▸ **DESCRIPTION OF THE TASK**:
Nothing in the records may be dropped. Retype them all exactly.

########

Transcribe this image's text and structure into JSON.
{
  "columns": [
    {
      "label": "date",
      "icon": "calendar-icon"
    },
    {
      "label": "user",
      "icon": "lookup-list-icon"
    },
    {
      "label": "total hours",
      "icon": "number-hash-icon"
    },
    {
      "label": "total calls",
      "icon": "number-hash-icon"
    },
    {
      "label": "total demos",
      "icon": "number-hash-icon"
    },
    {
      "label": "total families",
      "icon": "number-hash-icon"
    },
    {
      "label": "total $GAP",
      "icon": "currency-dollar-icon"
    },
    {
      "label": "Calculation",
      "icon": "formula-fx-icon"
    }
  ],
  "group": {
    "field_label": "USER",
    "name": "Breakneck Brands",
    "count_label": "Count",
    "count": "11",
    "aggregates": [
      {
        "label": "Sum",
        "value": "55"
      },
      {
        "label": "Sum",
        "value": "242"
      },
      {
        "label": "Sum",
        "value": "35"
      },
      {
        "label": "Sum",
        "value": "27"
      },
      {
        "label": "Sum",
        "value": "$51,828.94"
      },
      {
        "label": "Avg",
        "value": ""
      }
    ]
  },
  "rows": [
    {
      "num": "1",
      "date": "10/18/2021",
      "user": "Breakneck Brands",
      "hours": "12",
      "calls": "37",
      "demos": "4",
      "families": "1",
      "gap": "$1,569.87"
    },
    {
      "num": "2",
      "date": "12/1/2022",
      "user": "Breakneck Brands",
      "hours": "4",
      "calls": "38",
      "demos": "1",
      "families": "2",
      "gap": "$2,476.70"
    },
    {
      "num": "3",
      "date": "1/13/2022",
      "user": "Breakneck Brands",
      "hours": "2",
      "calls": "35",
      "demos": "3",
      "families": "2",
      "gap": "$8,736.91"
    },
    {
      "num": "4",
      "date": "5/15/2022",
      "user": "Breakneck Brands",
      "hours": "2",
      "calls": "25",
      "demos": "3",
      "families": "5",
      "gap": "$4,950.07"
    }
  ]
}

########

▸ **TASK RESPONSE**:
Transcribe this image's text and structure into JSON.
{
  "columns": [
    {
      "label": "date",
      "icon": "calendar-icon"
    },
    {
      "label": "user",
      "icon": "lookup-list-icon"
    },
    {
      "label": "total hours",
      "icon": "number-hash-icon"
    },
    {
      "label": "total calls",
      "icon": "number-hash-icon"
    },
    {
      "label": "total demos",
      "icon": "number-hash-icon"
    },
    {
      "label": "total families",
      "icon": "number-hash-icon"
    },
    {
      "label": "total $GAP",
      "icon": "currency-dollar-icon"
    },
    {
      "label": "Calculation",
      "icon": "formula-fx-icon"
    }
  ],
  "group": {
    "field_label": "USER",
    "name": "Breakneck Brands",
    "count_label": "Count",
    "count": "11",
    "aggregates": [
      {
        "label": "Sum",
        "value": "55"
      },
      {
        "label": "Sum",
        "value": "242"
      },
      {
        "label": "Sum",
        "value": "35"
      },
      {
        "label": "Sum",
        "value": "27"
      },
      {
        "label": "Sum",
        "value": "$51,828.94"
      },
      {
        "label": "Avg",
        "value": ""
      }
    ]
  },
  "rows": [
    {
      "num": "1",
      "date": "10/18/2021",
      "user": "Breakneck Brands",
      "hours": "12",
      "calls": "37",
      "demos": "4",
      "families": "1",
      "gap": "$1,569.87"
    },
    {
      "num": "2",
      "date": "12/1/2022",
      "user": "Breakneck Brands",
      "hours": "4",
      "calls": "38",
      "demos": "1",
      "families": "2",
      "gap": "$2,476.70"
    },
    {
      "num": "3",
      "date": "1/13/2022",
      "user": "Breakneck Brands",
      "hours": "2",
      "calls": "35",
      "demos": "3",
      "families": "2",
      "gap": "$8,736.91"
    },
    {
      "num": "4",
      "date": "5/15/2022",
      "user": "Breakneck Brands",
      "hours": "2",
      "calls": "25",
      "demos": "3",
      "families": "5",
      "gap": "$4,950.07"
    }
  ]
}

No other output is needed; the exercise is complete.